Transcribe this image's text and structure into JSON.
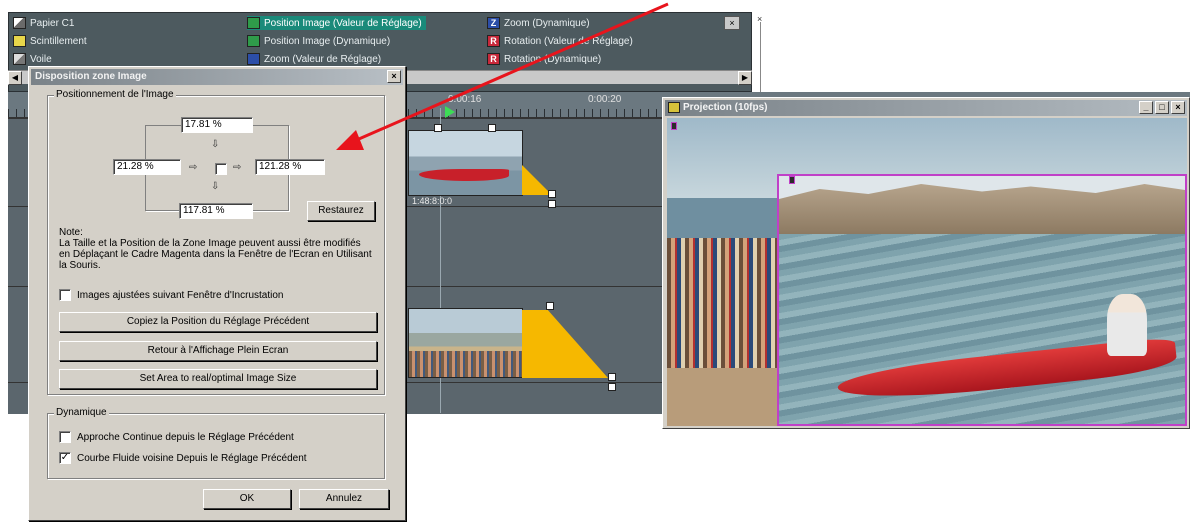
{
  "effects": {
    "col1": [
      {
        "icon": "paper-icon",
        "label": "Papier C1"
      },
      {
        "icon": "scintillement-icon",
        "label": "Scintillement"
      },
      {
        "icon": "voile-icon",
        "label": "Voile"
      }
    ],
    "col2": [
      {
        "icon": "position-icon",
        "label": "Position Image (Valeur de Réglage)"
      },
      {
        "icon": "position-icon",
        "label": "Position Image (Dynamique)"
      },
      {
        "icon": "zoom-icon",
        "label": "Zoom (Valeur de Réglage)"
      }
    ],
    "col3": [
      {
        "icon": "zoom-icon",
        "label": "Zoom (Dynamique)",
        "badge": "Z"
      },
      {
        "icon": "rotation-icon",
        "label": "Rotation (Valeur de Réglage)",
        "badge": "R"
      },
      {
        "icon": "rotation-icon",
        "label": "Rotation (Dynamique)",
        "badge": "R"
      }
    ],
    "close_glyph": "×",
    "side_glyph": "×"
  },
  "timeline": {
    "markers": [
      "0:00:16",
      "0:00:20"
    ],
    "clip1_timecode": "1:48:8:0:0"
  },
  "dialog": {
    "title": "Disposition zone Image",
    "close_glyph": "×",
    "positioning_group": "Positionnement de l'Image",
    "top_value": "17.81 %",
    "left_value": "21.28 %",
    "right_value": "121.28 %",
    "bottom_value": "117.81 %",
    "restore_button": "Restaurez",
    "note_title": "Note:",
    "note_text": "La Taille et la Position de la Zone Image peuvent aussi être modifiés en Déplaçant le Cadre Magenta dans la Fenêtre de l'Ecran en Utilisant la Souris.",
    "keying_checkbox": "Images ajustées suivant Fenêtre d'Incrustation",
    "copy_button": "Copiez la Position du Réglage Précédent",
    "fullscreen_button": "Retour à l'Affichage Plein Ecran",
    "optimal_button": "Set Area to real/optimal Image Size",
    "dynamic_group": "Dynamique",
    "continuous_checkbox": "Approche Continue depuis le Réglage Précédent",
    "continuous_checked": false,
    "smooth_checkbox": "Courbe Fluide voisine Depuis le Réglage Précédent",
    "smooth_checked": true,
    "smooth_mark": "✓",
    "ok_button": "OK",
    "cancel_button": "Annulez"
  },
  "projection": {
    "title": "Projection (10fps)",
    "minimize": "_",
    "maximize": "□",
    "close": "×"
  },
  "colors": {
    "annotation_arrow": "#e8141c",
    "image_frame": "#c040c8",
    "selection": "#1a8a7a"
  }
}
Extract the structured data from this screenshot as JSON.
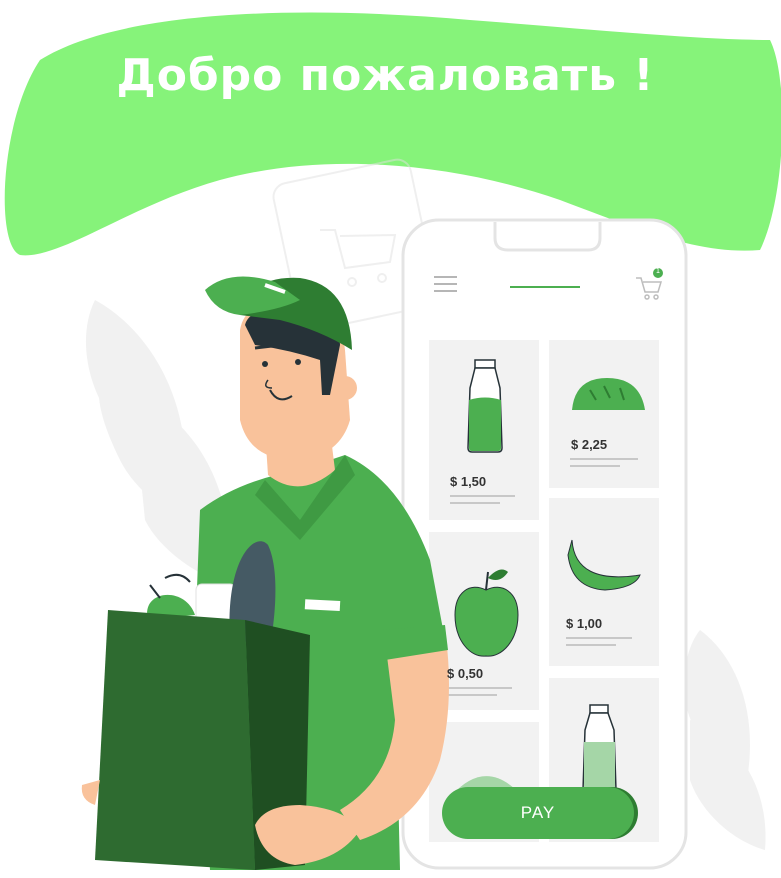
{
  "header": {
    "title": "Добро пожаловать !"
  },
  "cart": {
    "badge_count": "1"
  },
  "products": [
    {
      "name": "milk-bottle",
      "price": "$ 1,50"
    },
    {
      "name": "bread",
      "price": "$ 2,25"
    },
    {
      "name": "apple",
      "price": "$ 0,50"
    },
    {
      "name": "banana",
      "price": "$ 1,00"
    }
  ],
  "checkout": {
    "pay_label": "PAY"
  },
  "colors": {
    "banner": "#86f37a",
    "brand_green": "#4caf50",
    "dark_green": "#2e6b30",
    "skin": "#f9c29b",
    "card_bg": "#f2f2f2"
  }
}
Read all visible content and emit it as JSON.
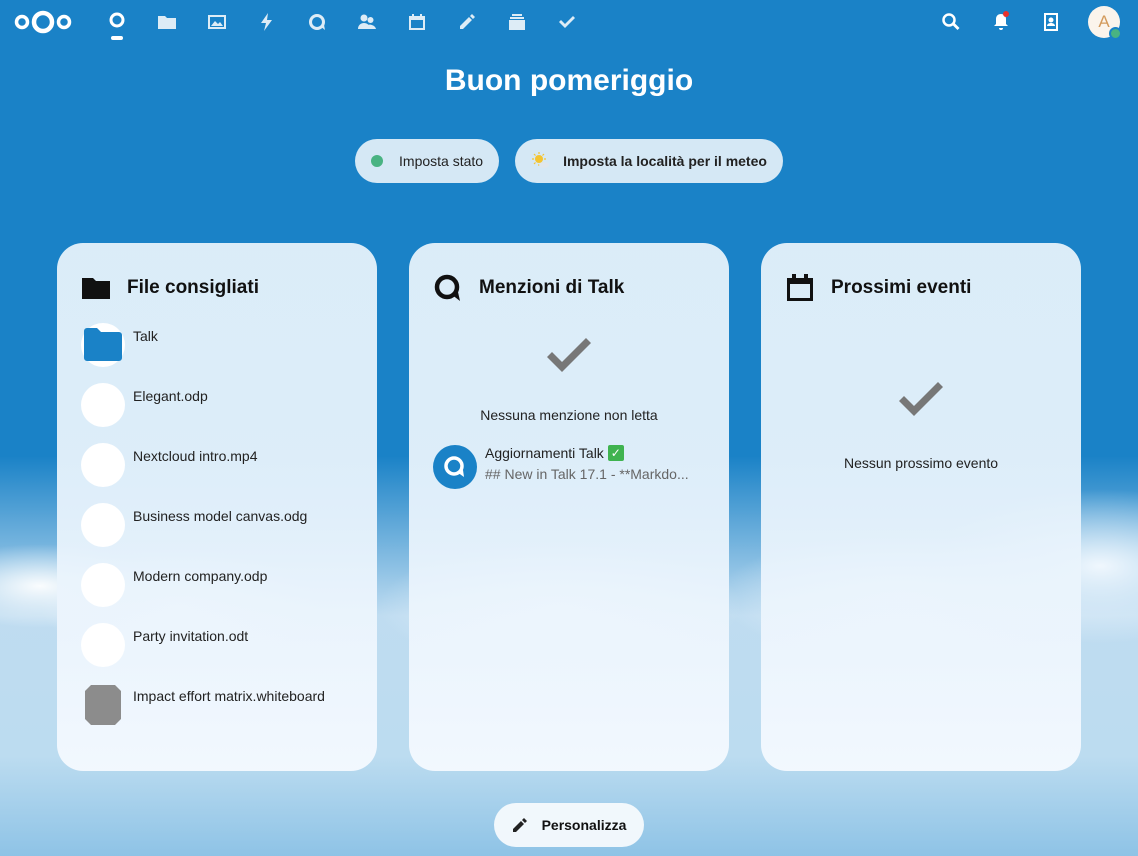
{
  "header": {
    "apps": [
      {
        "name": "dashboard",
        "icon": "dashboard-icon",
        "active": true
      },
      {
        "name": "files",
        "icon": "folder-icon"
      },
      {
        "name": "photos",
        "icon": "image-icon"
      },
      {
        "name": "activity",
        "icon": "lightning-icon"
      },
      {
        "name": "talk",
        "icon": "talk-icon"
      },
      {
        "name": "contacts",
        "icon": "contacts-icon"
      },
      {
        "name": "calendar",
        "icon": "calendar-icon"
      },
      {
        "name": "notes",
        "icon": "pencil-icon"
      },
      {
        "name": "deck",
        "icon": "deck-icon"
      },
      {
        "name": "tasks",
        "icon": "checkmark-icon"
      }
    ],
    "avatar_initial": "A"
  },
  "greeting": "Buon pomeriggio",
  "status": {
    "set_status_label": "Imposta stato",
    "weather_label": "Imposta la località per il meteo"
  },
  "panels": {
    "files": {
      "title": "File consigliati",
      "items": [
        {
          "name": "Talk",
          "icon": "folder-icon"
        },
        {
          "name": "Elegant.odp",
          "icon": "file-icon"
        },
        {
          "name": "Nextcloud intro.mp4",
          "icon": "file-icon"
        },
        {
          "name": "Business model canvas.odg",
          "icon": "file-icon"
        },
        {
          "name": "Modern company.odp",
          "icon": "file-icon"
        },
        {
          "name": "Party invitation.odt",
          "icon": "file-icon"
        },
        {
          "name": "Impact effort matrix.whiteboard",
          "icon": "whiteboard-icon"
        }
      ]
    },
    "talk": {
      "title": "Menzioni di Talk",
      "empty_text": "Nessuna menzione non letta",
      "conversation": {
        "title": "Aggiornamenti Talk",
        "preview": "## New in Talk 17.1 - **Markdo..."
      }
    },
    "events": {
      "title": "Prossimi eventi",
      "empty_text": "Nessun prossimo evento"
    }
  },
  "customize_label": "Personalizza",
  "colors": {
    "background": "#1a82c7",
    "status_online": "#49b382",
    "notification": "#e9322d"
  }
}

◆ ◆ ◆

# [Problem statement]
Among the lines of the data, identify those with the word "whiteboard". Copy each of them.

# [Answer area]
          "name": "Impact effort matrix.whiteboard",
          "icon": "whiteboard-icon"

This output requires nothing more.